*** RECORDS FOR THIS EXERCISE ***

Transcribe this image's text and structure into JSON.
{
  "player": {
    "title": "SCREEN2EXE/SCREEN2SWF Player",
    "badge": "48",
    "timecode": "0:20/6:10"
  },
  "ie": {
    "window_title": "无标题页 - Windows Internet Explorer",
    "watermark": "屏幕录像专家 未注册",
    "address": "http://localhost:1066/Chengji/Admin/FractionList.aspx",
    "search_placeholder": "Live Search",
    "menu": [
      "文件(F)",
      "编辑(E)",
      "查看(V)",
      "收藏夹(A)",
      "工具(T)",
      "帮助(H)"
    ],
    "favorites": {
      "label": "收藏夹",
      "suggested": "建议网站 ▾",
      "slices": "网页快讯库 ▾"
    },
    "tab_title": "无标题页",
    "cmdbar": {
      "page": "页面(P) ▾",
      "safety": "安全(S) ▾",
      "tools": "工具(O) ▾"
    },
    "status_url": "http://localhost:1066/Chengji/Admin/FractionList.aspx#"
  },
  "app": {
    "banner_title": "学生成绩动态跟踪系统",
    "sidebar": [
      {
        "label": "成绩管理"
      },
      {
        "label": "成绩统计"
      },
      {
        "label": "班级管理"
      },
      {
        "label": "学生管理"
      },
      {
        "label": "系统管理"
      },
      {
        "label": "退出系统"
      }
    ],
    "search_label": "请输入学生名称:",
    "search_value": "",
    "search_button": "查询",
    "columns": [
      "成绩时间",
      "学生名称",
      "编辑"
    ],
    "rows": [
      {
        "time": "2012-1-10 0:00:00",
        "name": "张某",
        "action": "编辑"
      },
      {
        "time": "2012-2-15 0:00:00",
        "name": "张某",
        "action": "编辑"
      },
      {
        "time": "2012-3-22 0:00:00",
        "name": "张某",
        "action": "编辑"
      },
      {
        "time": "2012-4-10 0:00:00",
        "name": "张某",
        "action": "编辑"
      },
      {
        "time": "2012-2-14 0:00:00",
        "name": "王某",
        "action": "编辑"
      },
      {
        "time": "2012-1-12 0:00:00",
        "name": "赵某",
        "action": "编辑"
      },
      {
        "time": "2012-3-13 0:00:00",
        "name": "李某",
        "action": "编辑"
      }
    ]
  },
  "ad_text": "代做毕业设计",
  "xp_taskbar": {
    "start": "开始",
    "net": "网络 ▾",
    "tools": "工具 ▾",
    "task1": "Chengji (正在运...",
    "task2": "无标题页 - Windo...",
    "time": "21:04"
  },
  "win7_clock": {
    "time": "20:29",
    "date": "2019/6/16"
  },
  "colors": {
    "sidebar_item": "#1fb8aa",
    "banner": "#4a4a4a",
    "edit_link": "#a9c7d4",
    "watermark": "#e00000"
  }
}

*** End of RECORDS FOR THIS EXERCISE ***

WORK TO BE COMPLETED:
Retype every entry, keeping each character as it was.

WRITTEN ANSWER:
Transcribe this image's text and structure into JSON.
{
  "player": {
    "title": "SCREEN2EXE/SCREEN2SWF Player",
    "badge": "48",
    "timecode": "0:20/6:10"
  },
  "ie": {
    "window_title": "无标题页 - Windows Internet Explorer",
    "watermark": "屏幕录像专家 未注册",
    "address": "http://localhost:1066/Chengji/Admin/FractionList.aspx",
    "search_placeholder": "Live Search",
    "menu": [
      "文件(F)",
      "编辑(E)",
      "查看(V)",
      "收藏夹(A)",
      "工具(T)",
      "帮助(H)"
    ],
    "favorites": {
      "label": "收藏夹",
      "suggested": "建议网站 ▾",
      "slices": "网页快讯库 ▾"
    },
    "tab_title": "无标题页",
    "cmdbar": {
      "page": "页面(P) ▾",
      "safety": "安全(S) ▾",
      "tools": "工具(O) ▾"
    },
    "status_url": "http://localhost:1066/Chengji/Admin/FractionList.aspx#"
  },
  "app": {
    "banner_title": "学生成绩动态跟踪系统",
    "sidebar": [
      {
        "label": "成绩管理"
      },
      {
        "label": "成绩统计"
      },
      {
        "label": "班级管理"
      },
      {
        "label": "学生管理"
      },
      {
        "label": "系统管理"
      },
      {
        "label": "退出系统"
      }
    ],
    "search_label": "请输入学生名称:",
    "search_value": "",
    "search_button": "查询",
    "columns": [
      "成绩时间",
      "学生名称",
      "编辑"
    ],
    "rows": [
      {
        "time": "2012-1-10 0:00:00",
        "name": "张某",
        "action": "编辑"
      },
      {
        "time": "2012-2-15 0:00:00",
        "name": "张某",
        "action": "编辑"
      },
      {
        "time": "2012-3-22 0:00:00",
        "name": "张某",
        "action": "编辑"
      },
      {
        "time": "2012-4-10 0:00:00",
        "name": "张某",
        "action": "编辑"
      },
      {
        "time": "2012-2-14 0:00:00",
        "name": "王某",
        "action": "编辑"
      },
      {
        "time": "2012-1-12 0:00:00",
        "name": "赵某",
        "action": "编辑"
      },
      {
        "time": "2012-3-13 0:00:00",
        "name": "李某",
        "action": "编辑"
      }
    ]
  },
  "ad_text": "代做毕业设计",
  "xp_taskbar": {
    "start": "开始",
    "net": "网络 ▾",
    "tools": "工具 ▾",
    "task1": "Chengji (正在运...",
    "task2": "无标题页 - Windo...",
    "time": "21:04"
  },
  "win7_clock": {
    "time": "20:29",
    "date": "2019/6/16"
  },
  "colors": {
    "sidebar_item": "#1fb8aa",
    "banner": "#4a4a4a",
    "edit_link": "#a9c7d4",
    "watermark": "#e00000"
  }
}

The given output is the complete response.